(Dataset rows for apps and sites)
○ ○ ○ ○ ○

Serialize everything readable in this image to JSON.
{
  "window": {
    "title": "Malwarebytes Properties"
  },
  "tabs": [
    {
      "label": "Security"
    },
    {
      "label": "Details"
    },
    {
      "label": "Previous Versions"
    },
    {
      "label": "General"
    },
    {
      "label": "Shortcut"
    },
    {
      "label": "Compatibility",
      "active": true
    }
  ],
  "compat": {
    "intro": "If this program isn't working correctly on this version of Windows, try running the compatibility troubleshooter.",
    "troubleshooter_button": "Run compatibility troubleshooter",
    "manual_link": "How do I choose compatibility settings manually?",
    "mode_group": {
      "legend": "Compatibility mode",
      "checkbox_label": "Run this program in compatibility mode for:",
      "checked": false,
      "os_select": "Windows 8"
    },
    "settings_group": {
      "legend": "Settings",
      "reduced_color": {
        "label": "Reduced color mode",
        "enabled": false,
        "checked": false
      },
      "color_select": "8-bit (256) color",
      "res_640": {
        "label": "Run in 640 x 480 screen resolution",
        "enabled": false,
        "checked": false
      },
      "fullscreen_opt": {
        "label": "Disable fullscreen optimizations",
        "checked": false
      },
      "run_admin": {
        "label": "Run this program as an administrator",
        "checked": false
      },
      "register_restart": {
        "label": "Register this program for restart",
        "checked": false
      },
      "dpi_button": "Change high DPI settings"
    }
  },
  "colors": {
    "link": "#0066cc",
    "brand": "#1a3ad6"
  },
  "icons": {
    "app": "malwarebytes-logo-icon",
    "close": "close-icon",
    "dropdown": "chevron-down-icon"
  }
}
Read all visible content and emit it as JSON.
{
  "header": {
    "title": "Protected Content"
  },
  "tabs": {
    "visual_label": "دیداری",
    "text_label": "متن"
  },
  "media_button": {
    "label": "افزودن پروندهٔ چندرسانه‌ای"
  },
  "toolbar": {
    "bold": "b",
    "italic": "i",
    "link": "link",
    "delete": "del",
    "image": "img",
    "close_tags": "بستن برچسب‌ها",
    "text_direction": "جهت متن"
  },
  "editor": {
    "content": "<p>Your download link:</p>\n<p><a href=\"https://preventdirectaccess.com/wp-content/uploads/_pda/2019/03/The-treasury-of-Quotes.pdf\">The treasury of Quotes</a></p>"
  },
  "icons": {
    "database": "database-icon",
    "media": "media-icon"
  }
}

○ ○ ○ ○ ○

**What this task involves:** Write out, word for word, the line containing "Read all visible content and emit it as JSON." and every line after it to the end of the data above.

**Result below:**
Read all visible content and emit it as JSON.
{
  "header": {
    "title": "Protected Content"
  },
  "tabs": {
    "visual_label": "دیداری",
    "text_label": "متن"
  },
  "media_button": {
    "label": "افزودن پروندهٔ چندرسانه‌ای"
  },
  "toolbar": {
    "bold": "b",
    "italic": "i",
    "link": "link",
    "delete": "del",
    "image": "img",
    "close_tags": "بستن برچسب‌ها",
    "text_direction": "جهت متن"
  },
  "editor": {
    "content": "<p>Your download link:</p>\n<p><a href=\"https://preventdirectaccess.com/wp-content/uploads/_pda/2019/03/The-treasury-of-Quotes.pdf\">The treasury of Quotes</a></p>"
  },
  "icons": {
    "database": "database-icon",
    "media": "media-icon"
  }
}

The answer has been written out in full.